Source: “Housing Preferences Across Generations (Part I),” National Association of Home Builders’ Eye on Housing Blog (March 7, 2016)

Sunday
Nov162014

Selling your home in a Slow Market

Myths About Selling Your Property in a Slow Market

Trying to sell your property in a slow market is definitely frustrating. You may find that it takes longer to sell and you cannot get as much money as you could during a booming market.

However, you can’t believe all the hype about a sluggish real estate market. Do your research and separate the facts from the fiction.

You won’t get a decent price.

Your property will sell for whatever a buyer is willing to spend on it. A comparative market analysis shows you what other buyers spent on real estate like yours.

Of course, if you bought your real estate when values were up, you may have to take a loss. However, most people can get a fair price and even make a profit in a slow market.

Your real estate will stay on the market too long.

While it’s true that real estate tends to take longer to sell during a slow market, it’s not impossible to sell them. People do still buy real estate in slower markets.

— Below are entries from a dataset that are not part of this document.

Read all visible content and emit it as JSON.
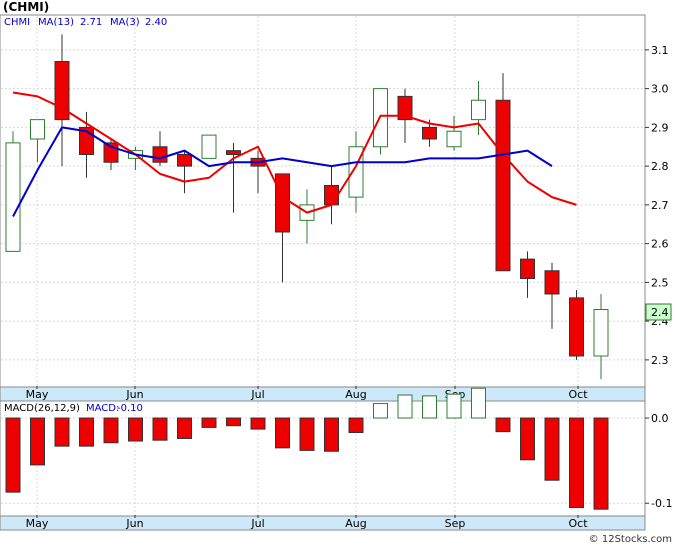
{
  "ticker_label": "(CHMI)",
  "legend": {
    "symbol": "CHMI",
    "ma13_label": "MA(13)",
    "ma13_value": "2.71",
    "ma3_label": "MA(3)",
    "ma3_value": "2.40",
    "macd_params": "MACD(26,12,9)",
    "macd_label": "MACD:",
    "macd_value": "-0.10"
  },
  "current_price_label": "2.4",
  "watermark": "© 12Stocks.com",
  "colors": {
    "up_candle": "#2e7d32",
    "down_candle": "#ee0000",
    "ma13_line": "#ee0000",
    "ma3_line": "#0000cc",
    "axis_strip": "#cde8f8",
    "grid": "#d9d9d9",
    "price_tag_bg": "#ccffcc"
  },
  "chart_data": [
    {
      "type": "candlestick",
      "x_ticks": [
        "May",
        "Jun",
        "Jul",
        "Aug",
        "Sep",
        "Oct"
      ],
      "y_ticks": [
        "2.3",
        "2.4",
        "2.5",
        "2.6",
        "2.7",
        "2.8",
        "2.9",
        "3.0",
        "3.1"
      ],
      "ylim": [
        2.23,
        3.19
      ],
      "grid": true,
      "candles": [
        {
          "open": 2.58,
          "high": 2.89,
          "low": 2.58,
          "close": 2.86
        },
        {
          "open": 2.87,
          "high": 2.92,
          "low": 2.81,
          "close": 2.92
        },
        {
          "open": 3.07,
          "high": 3.14,
          "low": 2.8,
          "close": 2.92
        },
        {
          "open": 2.9,
          "high": 2.94,
          "low": 2.77,
          "close": 2.83
        },
        {
          "open": 2.86,
          "high": 2.87,
          "low": 2.79,
          "close": 2.81
        },
        {
          "open": 2.82,
          "high": 2.85,
          "low": 2.79,
          "close": 2.84
        },
        {
          "open": 2.85,
          "high": 2.89,
          "low": 2.8,
          "close": 2.81
        },
        {
          "open": 2.83,
          "high": 2.84,
          "low": 2.73,
          "close": 2.8
        },
        {
          "open": 2.82,
          "high": 2.88,
          "low": 2.82,
          "close": 2.88
        },
        {
          "open": 2.84,
          "high": 2.86,
          "low": 2.68,
          "close": 2.83
        },
        {
          "open": 2.82,
          "high": 2.84,
          "low": 2.73,
          "close": 2.8
        },
        {
          "open": 2.78,
          "high": 2.78,
          "low": 2.5,
          "close": 2.63
        },
        {
          "open": 2.66,
          "high": 2.74,
          "low": 2.6,
          "close": 2.7
        },
        {
          "open": 2.75,
          "high": 2.8,
          "low": 2.65,
          "close": 2.7
        },
        {
          "open": 2.72,
          "high": 2.89,
          "low": 2.68,
          "close": 2.85
        },
        {
          "open": 2.85,
          "high": 3.0,
          "low": 2.83,
          "close": 3.0
        },
        {
          "open": 2.98,
          "high": 3.0,
          "low": 2.86,
          "close": 2.92
        },
        {
          "open": 2.9,
          "high": 2.92,
          "low": 2.85,
          "close": 2.87
        },
        {
          "open": 2.85,
          "high": 2.93,
          "low": 2.84,
          "close": 2.89
        },
        {
          "open": 2.92,
          "high": 3.02,
          "low": 2.88,
          "close": 2.97
        },
        {
          "open": 2.97,
          "high": 3.04,
          "low": 2.53,
          "close": 2.53
        },
        {
          "open": 2.56,
          "high": 2.58,
          "low": 2.46,
          "close": 2.51
        },
        {
          "open": 2.53,
          "high": 2.55,
          "low": 2.38,
          "close": 2.47
        },
        {
          "open": 2.46,
          "high": 2.48,
          "low": 2.3,
          "close": 2.31
        },
        {
          "open": 2.31,
          "high": 2.47,
          "low": 2.25,
          "close": 2.43
        }
      ],
      "ma13": [
        2.99,
        2.98,
        2.95,
        2.91,
        2.87,
        2.83,
        2.78,
        2.76,
        2.77,
        2.82,
        2.85,
        2.72,
        2.68,
        2.7,
        2.8,
        2.93,
        2.93,
        2.91,
        2.9,
        2.91,
        2.83,
        2.76,
        2.72,
        2.7
      ],
      "ma3": [
        2.67,
        2.79,
        2.9,
        2.89,
        2.85,
        2.83,
        2.82,
        2.84,
        2.8,
        2.81,
        2.81,
        2.82,
        2.81,
        2.8,
        2.81,
        2.81,
        2.81,
        2.82,
        2.82,
        2.82,
        2.83,
        2.84,
        2.8
      ]
    },
    {
      "type": "bar",
      "title": "MACD(26,12,9)",
      "y_ticks": [
        "0.0",
        "-0.1"
      ],
      "ylim": [
        -0.115,
        0.02
      ],
      "values": [
        -0.087,
        -0.055,
        -0.033,
        -0.033,
        -0.029,
        -0.027,
        -0.026,
        -0.024,
        -0.011,
        -0.009,
        -0.013,
        -0.035,
        -0.038,
        -0.039,
        -0.017,
        0.017,
        0.027,
        0.026,
        0.028,
        0.035,
        -0.016,
        -0.049,
        -0.073,
        -0.105,
        -0.107
      ]
    }
  ]
}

If your real estate is priced right and prepared for sale, you can still sell it within a reasonable amount of time.

Buyers only want foreclosures and short sales.

The truth is that buyers want good deals, and this can be in the form of money or time. The price of a foreclosure or short sale may certainly be attractive, but they can take a considerable amount of time to close while the banks negotiate their terms.

Paying slightly more for a traditional sale is sometimes well worth the time they can save.

Selling your property in a slow market isn’t easy, but it can be done. Using my proven marketing plan, I can help you sell your real estate whether it’s a slow market or a booming market.